Development syndromes in New World temperate and tropical songbirds
Research output: Contribution to journal › Article
We studied avian development in 49 to 153 species of temperate and tropical New World passerine birds to determine how growth rates, and incubation and nestling periods, varied in relation to other life-history traits. We collected growth data and generated unbiased mass and tarsus growth rate estimates (mass n = 92 species, tarsus n = 49 species), and measured incubation period (n = 151) and nestling period (n = 153), which we analyzed with respect to region, egg mass, adult mass, clutch size, parental care type, nest type, daily nest predation rate (DMR), and nest height. We investigated covariation of life-history and natural-history attributes with the four development traits after controlling for phylogeny. Species in our lowland tropical sample grew 20% (incubation period), 25% (mass growth rate), and 26% (tarsus growth rate) more slowly than in our temperate sample. Nestling period did not vary with respect to latitude, which suggests that tropical songbirds fledge in a less well-developed state than temperate species. Suboscine species typically exhibited slower embryonic and post-embryonic growth than oscine passerines regardless of their breeding region. This pattern of slow development in tropical species could reflect phylogenetic effects based on unknown physiological attributes. Time-dependent nest mortality was unrelated to nestling mass growth rate, tarsus growth rate, and incubation period, but was significantly associated with nestling period. This suggests that nest predation, the predominant cause of nest loss in songbirds, does not exert strong selection on physiologically constrained traits, such as embryonic and post-embryonic growth, among our samples of temperate and lowland tropical songbird species. Nestling period, which is evolutionarily more labile than growth rate, was significantly shorter in birds exposed to higher rates of nest loss and nesting at lower heights, among other traits. Differences in life-history variation across latitudes provide insight into how unique ecological characteristics of each region influence physiological processes of passerines, and thus, how they can shape the evolution of life histories. While development traits clearly vary with respect to latitude, trait distributions overlap broadly. Life-history and natural history associations differ for each development trait, which suggests that unique selective pressures or constraints influence the evolution of each trait.

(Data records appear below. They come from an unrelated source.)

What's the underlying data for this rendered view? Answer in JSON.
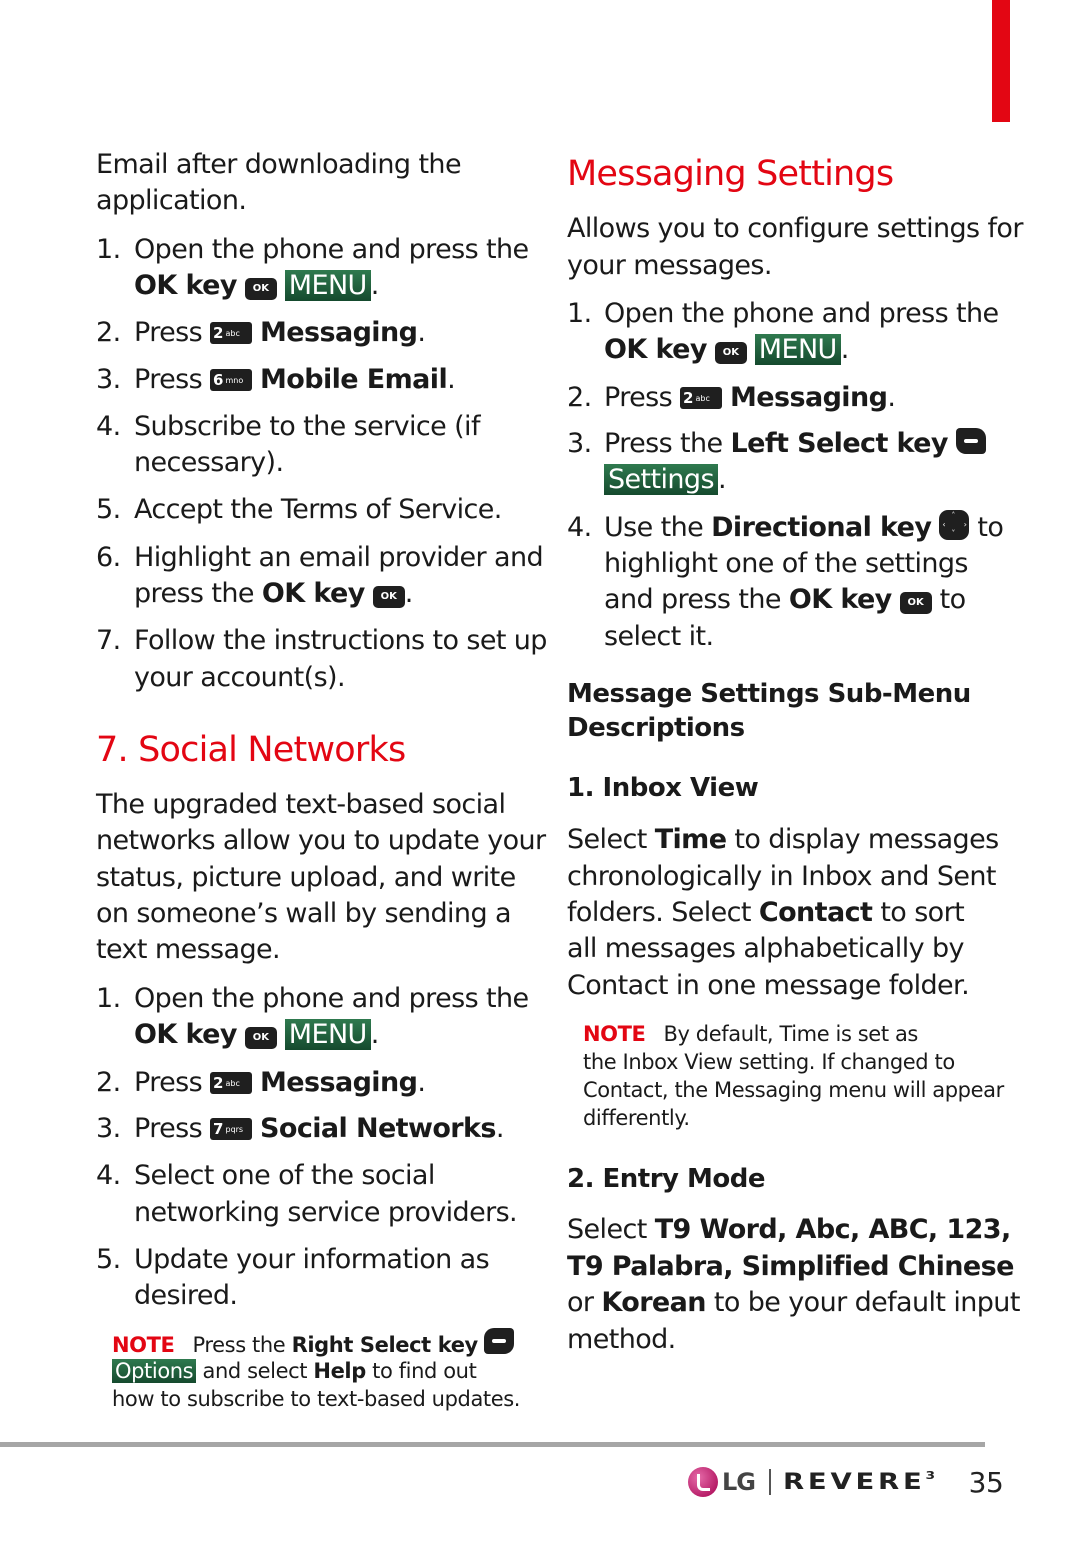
{
  "intro": {
    "line1": "Email after downloading the",
    "line2": "application."
  },
  "email_steps": [
    {
      "num": "1.",
      "line1": "Open the phone and press the",
      "key_label": "OK key",
      "ok_glyph": "OK",
      "softkey": "MENU"
    },
    {
      "num": "2.",
      "pre": "Press",
      "key_digit": "2",
      "key_letters": "abc",
      "label": "Messaging",
      "end": "."
    },
    {
      "num": "3.",
      "pre": "Press",
      "key_digit": "6",
      "key_letters": "mno",
      "label": "Mobile Email",
      "end": "."
    },
    {
      "num": "4.",
      "line1": "Subscribe to the service (if",
      "line2": "necessary)."
    },
    {
      "num": "5.",
      "line1": "Accept the Terms of Service."
    },
    {
      "num": "6.",
      "line1": "Highlight an email provider and",
      "line2_pre": "press the",
      "key_label": "OK key",
      "ok_glyph": "OK",
      "end": "."
    },
    {
      "num": "7.",
      "line1": "Follow the instructions to set up",
      "line2": "your account(s)."
    }
  ],
  "social": {
    "heading": "7. Social Networks",
    "para": [
      "The upgraded text-based social",
      "networks allow you to update your",
      "status, picture upload, and write",
      "on someone’s wall by sending a",
      "text message."
    ],
    "steps": [
      {
        "num": "1.",
        "line1": "Open the phone and press the",
        "key_label": "OK key",
        "ok_glyph": "OK",
        "softkey": "MENU"
      },
      {
        "num": "2.",
        "pre": "Press",
        "key_digit": "2",
        "key_letters": "abc",
        "label": "Messaging",
        "end": "."
      },
      {
        "num": "3.",
        "pre": "Press",
        "key_digit": "7",
        "key_letters": "pqrs",
        "label": "Social Networks",
        "end": "."
      },
      {
        "num": "4.",
        "line1": "Select one of the social",
        "line2": "networking service providers."
      },
      {
        "num": "5.",
        "line1": "Update your information as",
        "line2": "desired."
      }
    ],
    "note": {
      "label": "NOTE",
      "pre": "Press the",
      "key": "Right Select key",
      "softkey": "Options",
      "mid": "and select",
      "help": "Help",
      "post": "to find out",
      "line3": "how to subscribe to text-based updates."
    }
  },
  "messaging_settings": {
    "heading": "Messaging Settings",
    "para": [
      "Allows you to configure settings for",
      "your messages."
    ],
    "steps": [
      {
        "num": "1.",
        "line1": "Open the phone and press the",
        "key_label": "OK key",
        "ok_glyph": "OK",
        "softkey": "MENU"
      },
      {
        "num": "2.",
        "pre": "Press",
        "key_digit": "2",
        "key_letters": "abc",
        "label": "Messaging",
        "end": "."
      },
      {
        "num": "3.",
        "pre": "Press the",
        "key_label": "Left Select key",
        "softkey": "Settings",
        "end": "."
      },
      {
        "num": "4.",
        "pre": "Use the",
        "key_label": "Directional key",
        "post": "to",
        "line2": "highlight one of the settings",
        "line3_pre": "and press the",
        "line3_key": "OK key",
        "ok_glyph": "OK",
        "line3_post": "to",
        "line4": "select it."
      }
    ],
    "submenu_heading": [
      "Message Settings Sub-Menu",
      "Descriptions"
    ],
    "inbox_view": {
      "heading": "1. Inbox View",
      "l1_pre": "Select",
      "l1_bold": "Time",
      "l1_post": "to display messages",
      "l2": "chronologically in Inbox and Sent",
      "l3_pre": "folders. Select",
      "l3_bold": "Contact",
      "l3_post": "to sort",
      "l4": "all messages alphabetically by",
      "l5": "Contact in one message folder.",
      "note": {
        "label": "NOTE",
        "l1": "By default, Time is set as",
        "l2": "the Inbox View setting. If changed to",
        "l3": "Contact, the Messaging menu will appear",
        "l4": "differently."
      }
    },
    "entry_mode": {
      "heading": "2. Entry Mode",
      "l1_pre": "Select",
      "l1_bold": "T9 Word, Abc, ABC, 123,",
      "l2_bold": "T9 Palabra, Simplified Chinese",
      "l3_pre": "or",
      "l3_bold": "Korean",
      "l3_post": "to be your default input",
      "l4": "method."
    }
  },
  "footer": {
    "brand": "LG",
    "model": "REVERE",
    "model_sup": "3",
    "page_number": "35"
  },
  "colors": {
    "accent_red": "#e30613",
    "softkey_green": "#1f5e3a"
  }
}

|Research areas and keywords||
Subject classification (UKÄ) – MANDATORY
|Publication status||Published - 2020|